Names and types: Some examples might include Angiotensin Converting Enzyme (ACE) Inhibitors: Lisinopril (Zestril®), Quinapril (Accupril®). Angiotensin Receptor Blockers (ARBs): Irbesartan (Avapro®), Losartan (Cozaar®). Diuretics (water pills): Furosemide (Lasix®), Hydrochlorothiazide (Microzide®). Calcium Channel Blockers: Amlodipine (Norvasc®), Diltiazem (Cardizem®). Beta Blockers: Atenolol (Tenormin®), Metoprolol (Toprol-XL®).
How you can tell if they are helping: Your doctor will monitor your blood pressure at routine office visits to determine if the medicine you were prescribed is keeping your blood pressure in the desired range. You may also be asked to check your blood pressure in between visits and tell your doctor about any readings that are too high, so your doctor can make any necessary changes to your medicine.
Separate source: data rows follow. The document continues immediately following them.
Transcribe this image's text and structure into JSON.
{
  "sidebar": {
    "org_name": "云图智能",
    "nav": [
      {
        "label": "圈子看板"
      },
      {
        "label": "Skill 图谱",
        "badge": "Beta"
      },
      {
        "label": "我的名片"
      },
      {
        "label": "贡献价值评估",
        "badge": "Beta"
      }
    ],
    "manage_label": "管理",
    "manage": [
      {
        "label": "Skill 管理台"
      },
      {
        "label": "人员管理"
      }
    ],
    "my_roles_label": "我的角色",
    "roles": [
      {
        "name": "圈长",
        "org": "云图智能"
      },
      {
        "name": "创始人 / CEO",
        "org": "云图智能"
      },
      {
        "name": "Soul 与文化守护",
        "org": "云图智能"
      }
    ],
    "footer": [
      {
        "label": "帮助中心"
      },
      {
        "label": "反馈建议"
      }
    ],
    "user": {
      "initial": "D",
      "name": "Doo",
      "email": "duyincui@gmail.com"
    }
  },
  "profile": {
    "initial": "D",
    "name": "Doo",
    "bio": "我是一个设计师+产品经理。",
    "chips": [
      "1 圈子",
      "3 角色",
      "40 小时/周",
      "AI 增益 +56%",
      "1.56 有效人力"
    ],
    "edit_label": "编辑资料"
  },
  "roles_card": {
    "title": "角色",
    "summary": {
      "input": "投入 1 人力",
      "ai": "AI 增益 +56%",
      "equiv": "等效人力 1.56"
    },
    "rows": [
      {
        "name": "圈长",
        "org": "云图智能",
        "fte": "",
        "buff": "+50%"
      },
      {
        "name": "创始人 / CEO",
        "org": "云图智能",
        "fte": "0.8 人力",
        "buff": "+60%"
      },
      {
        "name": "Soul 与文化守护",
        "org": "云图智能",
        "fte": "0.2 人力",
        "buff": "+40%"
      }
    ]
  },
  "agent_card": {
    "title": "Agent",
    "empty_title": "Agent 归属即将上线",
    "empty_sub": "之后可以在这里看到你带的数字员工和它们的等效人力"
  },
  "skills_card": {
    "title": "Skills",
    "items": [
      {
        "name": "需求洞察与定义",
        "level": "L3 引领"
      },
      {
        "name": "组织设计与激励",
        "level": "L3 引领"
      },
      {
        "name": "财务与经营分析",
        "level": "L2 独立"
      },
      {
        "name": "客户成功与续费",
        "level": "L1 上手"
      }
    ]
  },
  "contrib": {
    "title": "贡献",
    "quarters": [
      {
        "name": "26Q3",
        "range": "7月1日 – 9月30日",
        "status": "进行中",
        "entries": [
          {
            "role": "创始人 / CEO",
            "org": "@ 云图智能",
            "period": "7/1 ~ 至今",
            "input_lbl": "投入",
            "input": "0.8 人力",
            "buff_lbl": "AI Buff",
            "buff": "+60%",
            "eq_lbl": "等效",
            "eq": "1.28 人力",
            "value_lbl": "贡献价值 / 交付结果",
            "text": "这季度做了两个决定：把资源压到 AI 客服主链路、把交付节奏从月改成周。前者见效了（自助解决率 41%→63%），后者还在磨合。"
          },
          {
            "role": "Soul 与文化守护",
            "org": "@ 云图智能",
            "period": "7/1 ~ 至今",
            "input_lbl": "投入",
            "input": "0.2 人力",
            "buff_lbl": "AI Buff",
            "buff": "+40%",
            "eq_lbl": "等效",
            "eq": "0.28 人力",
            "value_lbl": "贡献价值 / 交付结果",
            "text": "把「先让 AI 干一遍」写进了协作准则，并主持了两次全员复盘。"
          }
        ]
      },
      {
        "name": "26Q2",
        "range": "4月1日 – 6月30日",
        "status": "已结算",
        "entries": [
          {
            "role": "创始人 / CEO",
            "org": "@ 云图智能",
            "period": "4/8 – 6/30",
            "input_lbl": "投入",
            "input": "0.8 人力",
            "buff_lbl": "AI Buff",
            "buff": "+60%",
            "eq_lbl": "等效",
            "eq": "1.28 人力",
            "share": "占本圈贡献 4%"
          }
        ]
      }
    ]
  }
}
Why it is sometimes recommended and how it helps: Aspirin is recommended if you have type 2 diabetes and specific risk factors for cardiovascular disease such as high blood pressure, high cholesterol, family history of heart disease, or if you smoke. Aspirin may reduce your chance of having a heart attack or stroke by preventing blood clots from forming in your arteries.
Names and types: Some examples might include Aspirin (Bayer®, Bufferin®)
Still, have questions about your medicines? Bring your questions to your Rite Aid Pharmacist or talk to your doctor.
Medicines for Type 2 Diabetes: A Review of the Research for Adults, Agency for Healthcare Research and Quality: http://effectivehealthcare.ahrq.gov/index.cfm/search-for-guides-reviews-and-reports/?pageaction=displayproduct&productID=721
Diabetes Medications, Medline Plus, National Institutes of Health: http://www.nlm.nih.gov/medlineplus/diabetesmedicines.html
Type 2 Diabetes: Self-care, Medline Plus, National Institutes of Health: http://www.nlm.nih.gov/medlineplus/ency/patientinstructions/000328.htm
American Diabetes Association. Standards of Medical Care in Diabetes - 2014. Diabetes Care. 2014;37 Suppl 1:S14-S80.